1. Credit score
Your credit score is a three-digit number that generally carries the most weight when it comes to determining your individual creditworthiness. When a lender is extending credit, it is the best predictor of risk. Some of the major factors that influence your credit score are your payment history, amount of credit utilization, length of established credit, types of credit, and the number of any recent applications for credit. Negative activity, like a missed or late payment, will lower your score, while responsible activity, like timely repayment and low credit card account balances, will raise your score. The higher your score, the greater the lender’s confidence in your ability to make your mortgage payments.
2. Loan-to-value ratio
The loan-to-value (LTV) ratio is calculated as the amount of the loan divided by the appraised value of the property and is expressed as a percentage. The higher the percentage, the less equity you have in your new home, which lenders believe brings more risk to the equation. For example, if the appraised value of your home is $125k and you finance $100k, your LTV is 80% (100k/$125k=.80).
In the eyes of a lender, borrowers with a higher loan-to-value ratio are more likely to default on their mortgage, and if that happens, the lender runs the risk of having to sell the property for less than the outstanding mortgage balance. Lenders prefer a lower LTV so that if the home goes into foreclosure, they stand a better chance of recouping enough money to satisfy the remaining loan balance.
In general, anything less than an 80% loan-to-value ratio requires additional private mortgage insurance, which protects the lender in the event the borrower defaults on the loan.
Borrowers with an elevated debt-to-income ratio carry a higher risk of default when it comes to loan repayment. That’s because debt-to-income is an indicator of cash flow. It is the percentage of income that is already dedicated to paying the borrower’s fixed expenses, like monthly bills, insurance, taxes and other financial obligations. With limited cash, one extra expense can easily derail a mortgage payment. The preferred DTI can vary from lender to lender, but the general consensus is around 36%.
When you apply for a mortgage loan, the lender assumes some level of risk by extending credit to you. The interest rate they charge is the cost of borrowing money, but it also includes a premium, which is based on the amount of risk. If your credit rating isn’t stellar or your numbers are in the red, you’ll probably pay more to borrow money from your lender in the form of a higher interest rate.

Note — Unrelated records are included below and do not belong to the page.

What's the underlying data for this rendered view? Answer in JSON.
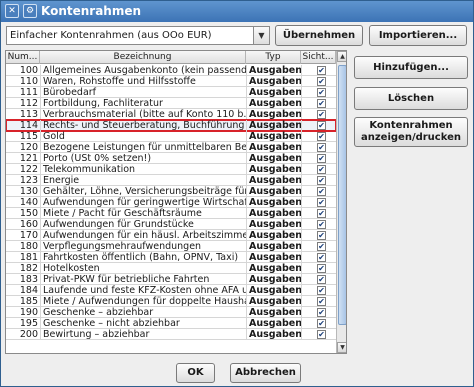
{
  "window": {
    "title": "Kontenrahmen"
  },
  "toolbar": {
    "chart_select": "Einfacher Kontenrahmen (aus OOo EUR)",
    "apply_label": "Übernehmen",
    "import_label": "Importieren..."
  },
  "table": {
    "columns": [
      "Num...",
      "Bezeichnung",
      "Typ",
      "Sicht..."
    ],
    "selected_index": 5,
    "scroll_fraction_visible": 0.95,
    "rows": [
      {
        "num": "100",
        "desc": "Allgemeines Ausgabenkonto (kein passend...",
        "typ": "Ausgaben",
        "visible": true
      },
      {
        "num": "110",
        "desc": "Waren, Rohstoffe und Hilfsstoffe",
        "typ": "Ausgaben",
        "visible": true
      },
      {
        "num": "111",
        "desc": "Bürobedarf",
        "typ": "Ausgaben",
        "visible": true
      },
      {
        "num": "112",
        "desc": "Fortbildung, Fachliteratur",
        "typ": "Ausgaben",
        "visible": true
      },
      {
        "num": "113",
        "desc": "Verbrauchsmaterial (bitte auf Konto 110 b...",
        "typ": "Ausgaben",
        "visible": true
      },
      {
        "num": "114",
        "desc": "Rechts- und Steuerberatung, Buchführung",
        "typ": "Ausgaben",
        "visible": true
      },
      {
        "num": "115",
        "desc": "Gold",
        "typ": "Ausgaben",
        "visible": true
      },
      {
        "num": "120",
        "desc": "Bezogene Leistungen für unmittelbaren Bet...",
        "typ": "Ausgaben",
        "visible": true
      },
      {
        "num": "121",
        "desc": "Porto (USt 0% setzen!)",
        "typ": "Ausgaben",
        "visible": true
      },
      {
        "num": "122",
        "desc": "Telekommunikation",
        "typ": "Ausgaben",
        "visible": true
      },
      {
        "num": "123",
        "desc": "Energie",
        "typ": "Ausgaben",
        "visible": true
      },
      {
        "num": "130",
        "desc": "Gehälter, Löhne, Versicherungsbeiträge für...",
        "typ": "Ausgaben",
        "visible": true
      },
      {
        "num": "140",
        "desc": "Aufwendungen für geringwertige Wirtschaft...",
        "typ": "Ausgaben",
        "visible": true
      },
      {
        "num": "150",
        "desc": "Miete / Pacht für Geschäftsräume",
        "typ": "Ausgaben",
        "visible": true
      },
      {
        "num": "160",
        "desc": "Aufwendungen für Grundstücke",
        "typ": "Ausgaben",
        "visible": true
      },
      {
        "num": "170",
        "desc": "Aufwendungen für ein häusl. Arbeitszimmer",
        "typ": "Ausgaben",
        "visible": true
      },
      {
        "num": "180",
        "desc": "Verpflegungsmehraufwendungen",
        "typ": "Ausgaben",
        "visible": true
      },
      {
        "num": "181",
        "desc": "Fahrtkosten öffentlich (Bahn, ÖPNV, Taxi)",
        "typ": "Ausgaben",
        "visible": true
      },
      {
        "num": "182",
        "desc": "Hotelkosten",
        "typ": "Ausgaben",
        "visible": true
      },
      {
        "num": "183",
        "desc": "Privat-PKW für betriebliche Fahrten",
        "typ": "Ausgaben",
        "visible": true
      },
      {
        "num": "184",
        "desc": "Laufende und feste KFZ-Kosten ohne AFA u...",
        "typ": "Ausgaben",
        "visible": true
      },
      {
        "num": "185",
        "desc": "Miete / Aufwendungen für doppelte Hausha...",
        "typ": "Ausgaben",
        "visible": true
      },
      {
        "num": "190",
        "desc": "Geschenke – abziehbar",
        "typ": "Ausgaben",
        "visible": true
      },
      {
        "num": "195",
        "desc": "Geschenke – nicht abziehbar",
        "typ": "Ausgaben",
        "visible": true
      },
      {
        "num": "200",
        "desc": "Bewirtung – abziehbar",
        "typ": "Ausgaben",
        "visible": true
      }
    ]
  },
  "side_buttons": {
    "add": "Hinzufügen...",
    "delete": "Löschen",
    "show_print": "Kontenrahmen anzeigen/drucken"
  },
  "footer": {
    "ok": "OK",
    "cancel": "Abbrechen"
  },
  "colors": {
    "titlebar": "#4a7fbd",
    "selection_outline": "#d8232a"
  },
  "icons": {
    "app": "app-menu-icon",
    "info": "info-icon",
    "dropdown": "chevron-down-icon",
    "check": "checkmark-icon"
  }
}
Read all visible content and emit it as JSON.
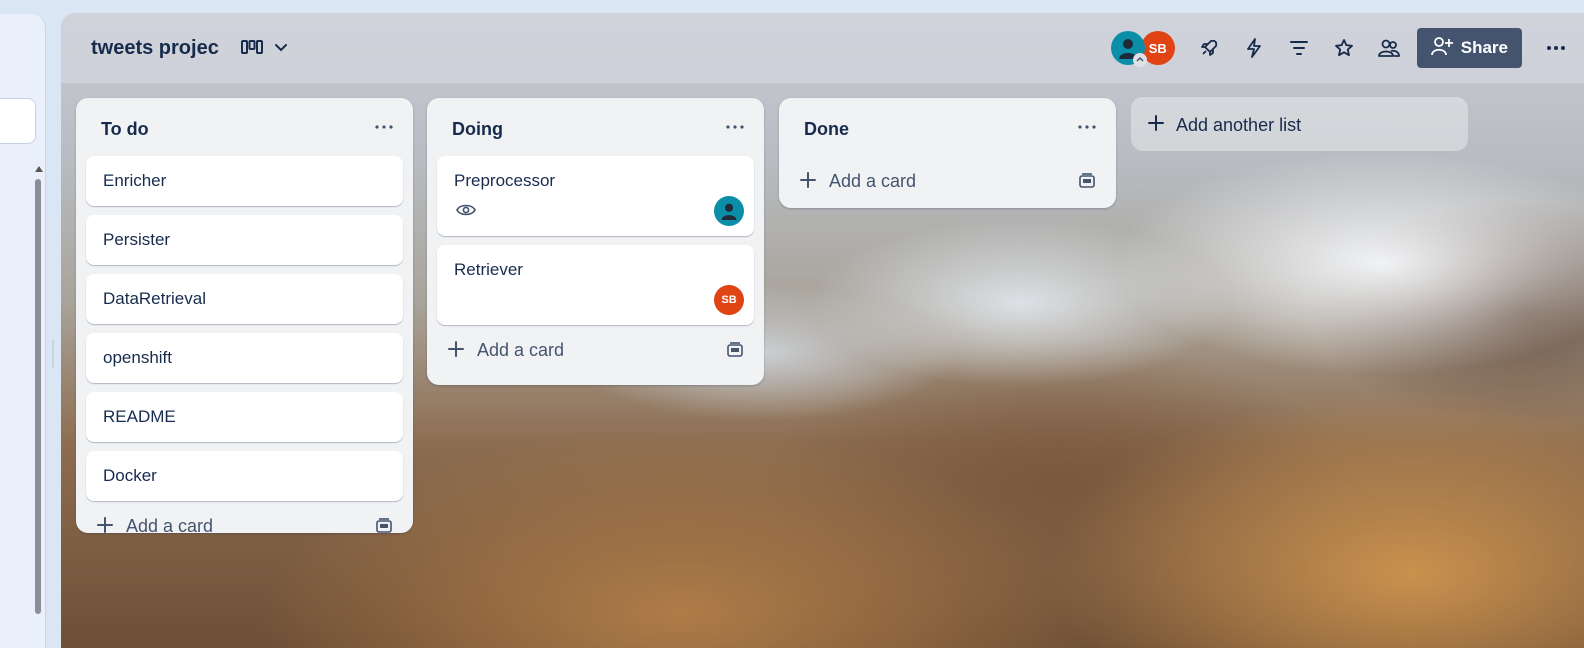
{
  "board": {
    "title": "tweets projec",
    "share_label": "Share"
  },
  "members": [
    {
      "initials": "",
      "color": "#0b8fa8"
    },
    {
      "initials": "SB",
      "color": "#e04414"
    }
  ],
  "lists": [
    {
      "title": "To do",
      "cards": [
        "Enricher",
        "Persister",
        "DataRetrieval",
        "openshift",
        "README",
        "Docker"
      ],
      "add_card_label": "Add a card"
    },
    {
      "title": "Doing",
      "cards": [
        {
          "title": "Preprocessor",
          "watching": true,
          "member": "teal"
        },
        {
          "title": "Retriever",
          "member_initials": "SB"
        }
      ],
      "add_card_label": "Add a card"
    },
    {
      "title": "Done",
      "cards": [],
      "add_card_label": "Add a card"
    }
  ],
  "add_list_label": "Add another list",
  "icons": {
    "view": "board-view-icon",
    "chevron": "chevron-down-icon",
    "power_ups": "rocket-icon",
    "automation": "lightning-icon",
    "filter": "filter-icon",
    "star": "star-icon",
    "visibility": "team-visibility-icon",
    "share": "add-person-icon",
    "more": "more-icon"
  },
  "colors": {
    "accent_dark": "#172b4d",
    "share_bg": "#44546f",
    "list_bg": "#f1f2f4"
  }
}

If you’re thinking about purchasing a home, be sure to check your credit rating, calculate your current debt-to-income ratio and consider homes that keep your LTV at a reasonable percentage. By being aware of your current financial health and working to improve these numbers, you could save a considerable amount of money when you’re ready to apply for a mortgage.